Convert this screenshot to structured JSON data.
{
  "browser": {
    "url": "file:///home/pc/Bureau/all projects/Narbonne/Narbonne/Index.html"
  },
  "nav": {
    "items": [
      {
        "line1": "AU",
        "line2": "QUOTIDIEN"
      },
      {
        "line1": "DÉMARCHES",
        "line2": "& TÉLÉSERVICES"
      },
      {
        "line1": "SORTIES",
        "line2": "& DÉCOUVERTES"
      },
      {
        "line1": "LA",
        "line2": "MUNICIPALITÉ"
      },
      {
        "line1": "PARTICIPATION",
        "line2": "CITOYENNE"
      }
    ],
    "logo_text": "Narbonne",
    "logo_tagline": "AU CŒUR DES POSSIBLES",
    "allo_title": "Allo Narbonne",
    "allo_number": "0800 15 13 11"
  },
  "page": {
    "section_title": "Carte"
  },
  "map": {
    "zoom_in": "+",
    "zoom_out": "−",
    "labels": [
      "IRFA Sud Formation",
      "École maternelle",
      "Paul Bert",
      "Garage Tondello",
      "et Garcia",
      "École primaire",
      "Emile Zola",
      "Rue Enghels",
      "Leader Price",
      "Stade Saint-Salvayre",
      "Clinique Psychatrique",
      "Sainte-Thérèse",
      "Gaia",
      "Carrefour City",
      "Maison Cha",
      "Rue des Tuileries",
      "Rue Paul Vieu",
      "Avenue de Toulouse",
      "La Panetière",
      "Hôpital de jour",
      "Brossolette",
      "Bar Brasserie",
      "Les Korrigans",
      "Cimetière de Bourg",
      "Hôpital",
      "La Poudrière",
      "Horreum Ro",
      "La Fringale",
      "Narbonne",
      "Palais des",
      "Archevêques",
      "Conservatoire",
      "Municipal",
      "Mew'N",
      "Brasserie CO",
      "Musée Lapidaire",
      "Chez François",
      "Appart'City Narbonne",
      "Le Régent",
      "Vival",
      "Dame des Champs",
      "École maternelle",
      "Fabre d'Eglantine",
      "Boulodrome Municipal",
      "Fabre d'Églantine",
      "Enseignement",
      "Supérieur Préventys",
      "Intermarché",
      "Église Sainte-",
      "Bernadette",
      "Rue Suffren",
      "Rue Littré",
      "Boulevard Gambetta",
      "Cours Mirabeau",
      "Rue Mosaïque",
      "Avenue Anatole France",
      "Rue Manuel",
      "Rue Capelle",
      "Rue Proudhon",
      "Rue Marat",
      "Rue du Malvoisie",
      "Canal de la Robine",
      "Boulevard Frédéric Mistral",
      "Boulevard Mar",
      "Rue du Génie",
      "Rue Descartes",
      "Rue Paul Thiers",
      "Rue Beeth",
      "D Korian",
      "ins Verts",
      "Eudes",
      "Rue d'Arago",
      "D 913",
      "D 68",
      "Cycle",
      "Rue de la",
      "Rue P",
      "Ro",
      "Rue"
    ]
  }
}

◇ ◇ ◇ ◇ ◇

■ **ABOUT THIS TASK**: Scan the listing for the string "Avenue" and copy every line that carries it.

■ **PROBLEM SOLUTION**:
      "Avenue de Toulouse",
      "Avenue Anatole France",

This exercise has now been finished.